In the fifth century Uzès became the seat of a bishop before coming under control of the counts of Toulouse. Under the Kings of France who took over in 1229, the lords of Uzès distinguished themselves as loyalists and were rewarded with the title – ‘The first Duchy of France’. And it’s really the Dukes of Uzès that have shaped the town’s history.
The current de Cressol family, who can trace their lineage as far back as Charlemagne, still reside at the Duche or ducal castle, which is the centrepiece of Uzès’ old town. Their motto ‘ferro non auro’ or ‘by iron, not gold’ alludes to their feisty nature having fought their way in to the aristocracy rather than buying their place. It might also explain why they felt the need to build a considerable castle keep!
Like nearby Nimes, Uzès embraced Calvinism and became an important Huguenot centre in France. The Huguenots were members of the French protestant church, inspired by the writings of John Calvin and mainly based in southern regions of the country.
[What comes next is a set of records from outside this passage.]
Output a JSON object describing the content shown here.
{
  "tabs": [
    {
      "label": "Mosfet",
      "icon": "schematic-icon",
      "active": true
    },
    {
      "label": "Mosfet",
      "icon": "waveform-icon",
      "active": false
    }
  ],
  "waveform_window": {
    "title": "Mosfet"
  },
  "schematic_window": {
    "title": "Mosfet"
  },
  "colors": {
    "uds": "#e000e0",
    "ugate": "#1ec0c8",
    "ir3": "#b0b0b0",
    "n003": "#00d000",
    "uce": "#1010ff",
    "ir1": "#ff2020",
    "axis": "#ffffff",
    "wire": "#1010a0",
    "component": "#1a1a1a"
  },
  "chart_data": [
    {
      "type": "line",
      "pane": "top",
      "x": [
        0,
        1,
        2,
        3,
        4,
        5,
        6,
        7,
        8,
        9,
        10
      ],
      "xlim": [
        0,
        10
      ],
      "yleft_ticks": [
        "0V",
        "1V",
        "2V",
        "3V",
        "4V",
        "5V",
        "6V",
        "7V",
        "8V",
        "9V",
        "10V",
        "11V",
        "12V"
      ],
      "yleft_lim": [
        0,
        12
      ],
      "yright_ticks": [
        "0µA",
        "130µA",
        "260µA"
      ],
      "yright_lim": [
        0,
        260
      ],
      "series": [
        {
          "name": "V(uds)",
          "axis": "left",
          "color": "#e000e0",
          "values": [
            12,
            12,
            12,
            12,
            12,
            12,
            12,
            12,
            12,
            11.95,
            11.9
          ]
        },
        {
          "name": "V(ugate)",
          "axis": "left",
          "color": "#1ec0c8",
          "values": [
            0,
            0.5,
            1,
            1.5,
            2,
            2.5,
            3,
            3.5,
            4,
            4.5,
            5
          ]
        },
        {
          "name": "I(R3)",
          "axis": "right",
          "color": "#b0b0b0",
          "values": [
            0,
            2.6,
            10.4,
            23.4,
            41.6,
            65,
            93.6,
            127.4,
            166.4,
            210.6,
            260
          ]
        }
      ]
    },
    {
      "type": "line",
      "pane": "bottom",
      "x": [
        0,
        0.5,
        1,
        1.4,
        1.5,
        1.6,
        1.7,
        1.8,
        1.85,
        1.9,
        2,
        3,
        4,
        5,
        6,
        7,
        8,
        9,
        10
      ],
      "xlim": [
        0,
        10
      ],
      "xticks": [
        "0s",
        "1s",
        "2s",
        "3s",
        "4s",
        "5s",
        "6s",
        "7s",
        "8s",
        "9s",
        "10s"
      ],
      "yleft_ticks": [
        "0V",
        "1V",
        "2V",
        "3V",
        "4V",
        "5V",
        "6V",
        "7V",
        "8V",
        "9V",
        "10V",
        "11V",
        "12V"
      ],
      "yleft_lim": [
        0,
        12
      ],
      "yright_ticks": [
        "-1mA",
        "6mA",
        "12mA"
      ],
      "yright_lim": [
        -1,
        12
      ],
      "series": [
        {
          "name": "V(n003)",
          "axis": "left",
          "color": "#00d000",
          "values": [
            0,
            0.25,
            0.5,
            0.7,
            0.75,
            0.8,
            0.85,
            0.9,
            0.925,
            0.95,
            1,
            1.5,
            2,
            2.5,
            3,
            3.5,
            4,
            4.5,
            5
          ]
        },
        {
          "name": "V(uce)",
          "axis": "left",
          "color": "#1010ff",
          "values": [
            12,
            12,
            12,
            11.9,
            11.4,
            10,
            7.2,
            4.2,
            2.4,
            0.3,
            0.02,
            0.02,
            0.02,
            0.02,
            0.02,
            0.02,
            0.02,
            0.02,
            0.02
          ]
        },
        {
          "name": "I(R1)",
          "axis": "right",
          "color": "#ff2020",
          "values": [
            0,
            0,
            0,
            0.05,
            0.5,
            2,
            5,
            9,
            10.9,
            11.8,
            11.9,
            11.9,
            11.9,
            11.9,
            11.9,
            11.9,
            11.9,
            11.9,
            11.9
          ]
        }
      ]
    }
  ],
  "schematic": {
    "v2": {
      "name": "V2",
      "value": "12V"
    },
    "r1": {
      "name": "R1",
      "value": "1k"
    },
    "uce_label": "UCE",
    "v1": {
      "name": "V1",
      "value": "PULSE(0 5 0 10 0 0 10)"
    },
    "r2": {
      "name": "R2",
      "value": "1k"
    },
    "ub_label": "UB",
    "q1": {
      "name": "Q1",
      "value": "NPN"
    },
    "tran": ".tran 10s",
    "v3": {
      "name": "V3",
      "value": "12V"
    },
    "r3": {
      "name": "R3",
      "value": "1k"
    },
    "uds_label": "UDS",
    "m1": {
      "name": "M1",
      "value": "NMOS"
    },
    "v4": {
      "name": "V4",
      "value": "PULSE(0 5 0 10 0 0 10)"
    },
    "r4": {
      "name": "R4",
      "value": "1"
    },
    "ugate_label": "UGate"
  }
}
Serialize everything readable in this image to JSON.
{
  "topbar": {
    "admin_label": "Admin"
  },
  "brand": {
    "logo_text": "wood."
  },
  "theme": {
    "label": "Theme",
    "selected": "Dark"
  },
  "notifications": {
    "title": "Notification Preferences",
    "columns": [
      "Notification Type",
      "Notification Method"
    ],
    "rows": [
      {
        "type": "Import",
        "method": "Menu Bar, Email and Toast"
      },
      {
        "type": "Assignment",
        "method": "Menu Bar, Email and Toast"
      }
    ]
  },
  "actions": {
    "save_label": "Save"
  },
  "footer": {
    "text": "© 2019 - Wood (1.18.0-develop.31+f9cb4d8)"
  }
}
Eventually they reached over two million in number, nearly one eighth of the France’s Catholic contemporary population.
As hostility grew between Huguenots and Catholics, the ‘Wars of Religion’ broke out which lasted almost two centuries and eventually, the Huguenots were suppressed, executed and forced to flee France. Only the bell tower of Uzès medieval 12th century cathedral survived the discord caused by the hostilities.
The round bell tower or Tour Fenestrell of the Cathédrale Saint-Théodorit is unique in France and rises 42 metres above the outskirts of the old town; it is, as my Rough Guide puts it, ‘strongly recalling the Leaning Tower of Pisa’. Eventually, Uzès’ remaining Catholics (including a number of forced converted Huguenots) turned to the silk trade to rejuvenate the town’s fortunes.
Encased in the one-way Boulevard Victor Hugo road, we easily wandered Uzès cobbled old town streets in just over an hour. The pedestrianised streets are crammed with small boutique shops and in fact I’m pretty sure we found the twin to Chipping Norton’s Mash. And these streets lead towards the Place aux Herbes, a large central square lined with trees. Just at the end of the summer tourist season, chairs and tables from the restaurants that line the square’s perimeter slowly creep out on to the patio.
In good weather buskers and street entertainment fill the small courtyards strewn through the old town and my dad, became embroiled in a friendly (not-so-friendly) France vs. Britain chess match (which we won!) There seems quite a strong Italian vibe in Uzès and we found a great pizzeria which was doing a roaring take away trade amongst the locals.